Fire fears on Grampians
Out-of-control grass and weeds on the Grampians have triggered concern from locals about the fire risk.
Until a year ago, the Grampians was being leased for grazing to a local farmer but since he removed his sheep and cattle, the grass has reached a metre high.
Birdlife on Grampians coordinator Bryce Buckland said if a fire broke out, it would ‘‘do serious damage to the regrowth we’ve had there over the last 10 years.
‘‘It has caught on fire before and there’s no doubt in my mind that it will happen again.
‘‘The animals must keep a lot of weeds down as there’s every weed except seaweed on the Grampians.
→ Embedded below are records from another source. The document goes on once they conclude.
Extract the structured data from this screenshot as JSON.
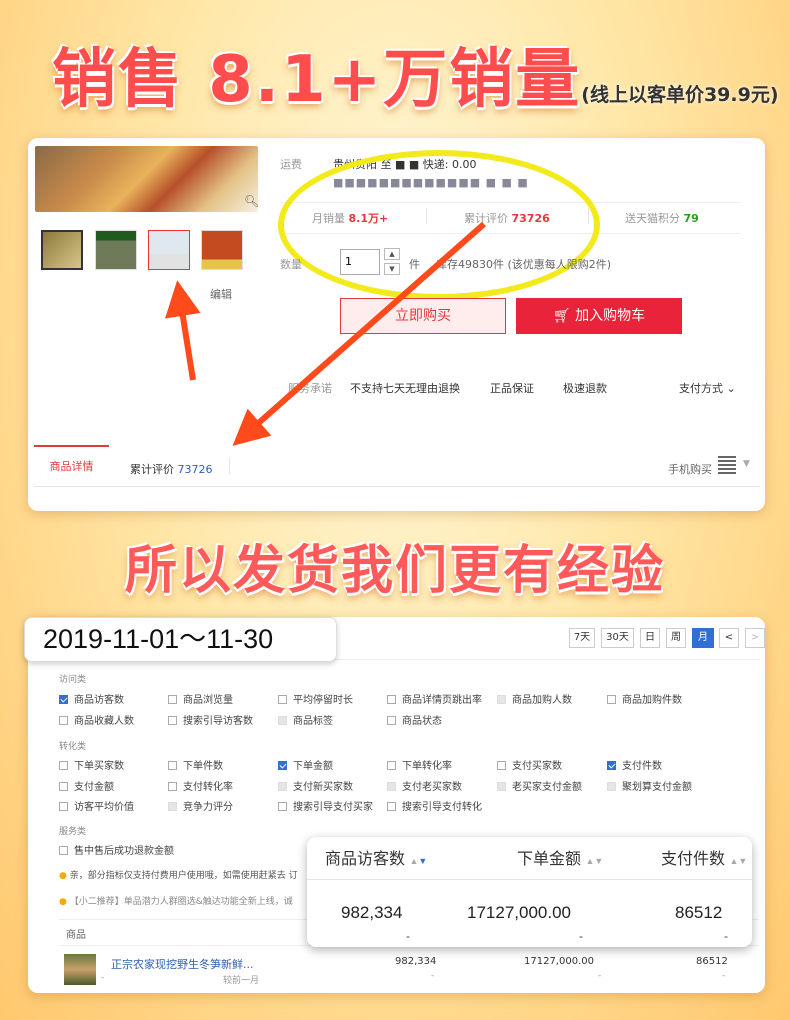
{
  "headline1": {
    "main": "销售 8.1+万销量",
    "sub": "(线上以客单价39.9元)"
  },
  "headline2": "所以发货我们更有经验",
  "product_card": {
    "shipping_label": "运费",
    "shipping_value": "贵州贵阳 至 ■ ■ 快递: 0.00",
    "shipping_blur": "■■■■■■■■■■■■■ ■ ■ ■",
    "monthly_sales_label": "月销量",
    "monthly_sales_value": "8.1万+",
    "total_reviews_label": "累计评价",
    "total_reviews_value": "73726",
    "points_label": "送天猫积分",
    "points_value": "79",
    "quantity_label": "数量",
    "quantity_value": "1",
    "quantity_unit": "件",
    "stock_text": "库存49830件 (该优惠每人限购2件)",
    "edit_label": "编辑",
    "buy_now": "立即购买",
    "add_to_cart": "加入购物车",
    "promise_label": "服务承诺",
    "promises": [
      "不支持七天无理由退换",
      "正品保证",
      "极速退款"
    ],
    "payment_label": "支付方式",
    "tabs": {
      "detail": "商品详情",
      "reviews_label": "累计评价",
      "reviews_value": "73726"
    },
    "mobile_buy": "手机购买"
  },
  "stats_card": {
    "date_range": "2019-11-01～11-30",
    "periods": [
      {
        "label": "7天",
        "active": false
      },
      {
        "label": "30天",
        "active": false
      },
      {
        "label": "日",
        "active": false
      },
      {
        "label": "周",
        "active": false
      },
      {
        "label": "月",
        "active": true
      }
    ],
    "prev": "<",
    "next": ">",
    "sections": {
      "traffic": {
        "title": "访问类",
        "rows": [
          [
            "商品访客数",
            "商品浏览量",
            "平均停留时长",
            "商品详情页跳出率",
            "商品加购人数",
            "商品加购件数"
          ],
          [
            "商品收藏人数",
            "搜索引导访客数",
            "商品标签",
            "商品状态"
          ]
        ]
      },
      "conversion": {
        "title": "转化类",
        "rows": [
          [
            "下单买家数",
            "下单件数",
            "下单金额",
            "下单转化率",
            "支付买家数",
            "支付件数"
          ],
          [
            "支付金额",
            "支付转化率",
            "支付新买家数",
            "支付老买家数",
            "老买家支付金额",
            "聚划算支付金额"
          ],
          [
            "访客平均价值",
            "竞争力评分",
            "搜索引导支付买家",
            "搜索引导支付转化"
          ]
        ]
      },
      "service": {
        "title": "服务类",
        "rows": [
          [
            "售中售后成功退款金额"
          ]
        ]
      }
    },
    "checked": [
      "商品访客数",
      "下单金额",
      "支付件数"
    ],
    "disabled": [
      "商品加购人数",
      "商品标签",
      "支付新买家数",
      "支付老买家数",
      "老买家支付金额",
      "聚划算支付金额",
      "竞争力评分"
    ],
    "notice1": "亲，部分指标仅支持付费用户使用哦，如需使用赶紧去 订",
    "notice2": "【小二推荐】单品潜力人群圈选&触达功能全新上线，诚",
    "table": {
      "header": "商品",
      "product_name": "正宗农家现挖野生冬笋新鲜...",
      "compare": "较前一月",
      "values": [
        "982,334",
        "17127,000.00",
        "86512"
      ],
      "dashes": [
        "-",
        "-",
        "-"
      ]
    },
    "overlay": {
      "headers": [
        "商品访客数",
        "下单金额",
        "支付件数"
      ],
      "values": [
        "982,334",
        "17127,000.00",
        "86512"
      ],
      "dashes": [
        "-",
        "-",
        "-"
      ]
    }
  }
}
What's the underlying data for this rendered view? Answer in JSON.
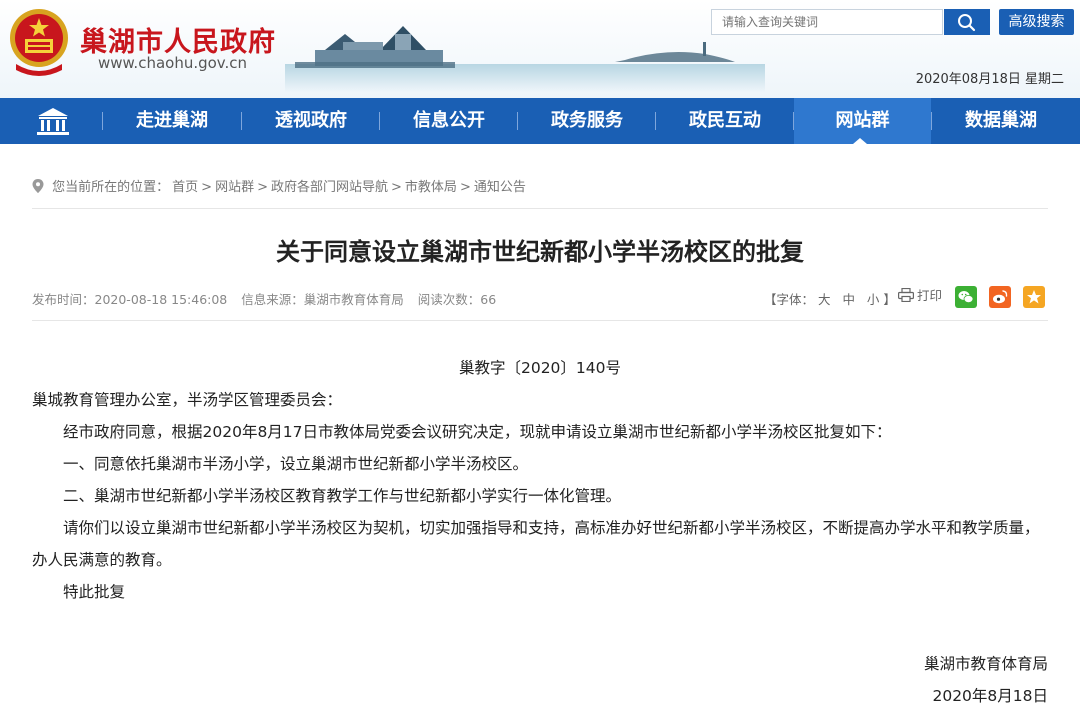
{
  "header": {
    "site_title": "巢湖市人民政府",
    "site_url": "www.chaohu.gov.cn",
    "search_placeholder": "请输入查询关键词",
    "advanced_search": "高级搜索",
    "date": "2020年08月18日 星期二"
  },
  "nav": {
    "items": [
      {
        "label": "走进巢湖"
      },
      {
        "label": "透视政府"
      },
      {
        "label": "信息公开"
      },
      {
        "label": "政务服务"
      },
      {
        "label": "政民互动"
      },
      {
        "label": "网站群"
      },
      {
        "label": "数据巢湖"
      }
    ],
    "active": "网站群"
  },
  "breadcrumb": {
    "prefix": "您当前所在的位置：",
    "items": [
      "首页",
      "网站群",
      "政府各部门网站导航",
      "市教体局",
      "通知公告"
    ],
    "separator": ">"
  },
  "article": {
    "title": "关于同意设立巢湖市世纪新都小学半汤校区的批复",
    "meta": {
      "publish_time": "发布时间：2020-08-18 15:46:08",
      "source": "信息来源：巢湖市教育体育局",
      "views": "阅读次数：66"
    },
    "font_size_label": "【字体：",
    "font_large": "大",
    "font_medium": "中",
    "font_small": "小",
    "font_close": "】",
    "print_label": "打印",
    "doc_number": "巢教字〔2020〕140号",
    "addressee": "巢城教育管理办公室，半汤学区管理委员会：",
    "paragraphs": [
      "经市政府同意，根据2020年8月17日市教体局党委会议研究决定，现就申请设立巢湖市世纪新都小学半汤校区批复如下：",
      "一、同意依托巢湖市半汤小学，设立巢湖市世纪新都小学半汤校区。",
      "二、巢湖市世纪新都小学半汤校区教育教学工作与世纪新都小学实行一体化管理。",
      "请你们以设立巢湖市世纪新都小学半汤校区为契机，切实加强指导和支持，高标准办好世纪新都小学半汤校区，不断提高办学水平和教学质量，办人民满意的教育。",
      "特此批复"
    ],
    "signature": "巢湖市教育体育局",
    "sign_date": "2020年8月18日"
  },
  "colors": {
    "brand_red": "#c8161d",
    "nav_blue": "#1a5fb4",
    "wechat_green": "#3cb034",
    "weibo_orange": "#f26522",
    "favorite_orange": "#f5a623"
  },
  "icons": [
    "emblem-icon",
    "search-icon",
    "home-icon",
    "location-icon",
    "print-icon",
    "wechat-icon",
    "weibo-icon",
    "favorite-icon"
  ]
}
The sheep and cows did a very good job of trying to keep that under control.’’
The hills behind Nelson are popular walking areas , particularly with dog owners.
Buckland said the last farmer who leased the land told him he had problems with dogs worrying his stock. ’’I hear he said he won’t be going back.’’
He said while most dog owners were responsible, others ran amok. ‘‘When I was up there I’d catch dogs chasing sheep and then you’d often see wool that had been torn out of sheep ... where people just let their dogs run around up there.’’
Buckland said there was also a problem with collecting and delivering stock as there were no proper yards.
Lindsay Wood lives at the bottom of the Grampians and is in a team that collect the rat traps in the area.
He said since the grazing had stopped, the grass had got ‘‘dramatically longer’’.
It should be compulsory to have dogs on a leash in the Grampians with a tough penalty for those not complying, Wood said.
‘‘Dogs regularly have hassled sheep up there, a number of times I have intervened separating a dog from sheep.’’ He had also found dead sheep.
Dog control in the area would be difficult, Wood said, but he believed signage for owners to keep their pets restrained would be a good start.
Nelson City Council communications manager Paul Shattock said it had advertised twice for expressions of interest for grazing the land but so far, ‘‘no replacement has been found’’.
Shattock considered grazing was an effective means of weed control, especially in areas of steep terrain.
‘‘Some level of weed control is required to ensure the tracks remain usable and also to reduce the fire risk during dry, summer months.’’
Shattock said the Grampians were considered ‘‘a difficult area to graze and manage stock due to the nature of the terrain and the accessibility to load stock in and out’’.
He said Nelmac had a weed control programme in place.
The council is still keen to discuss options for grazing on 546 0200.
Birdlife on Grampians co-ordinator Bryce Buckland says another fire could easily break out in the area.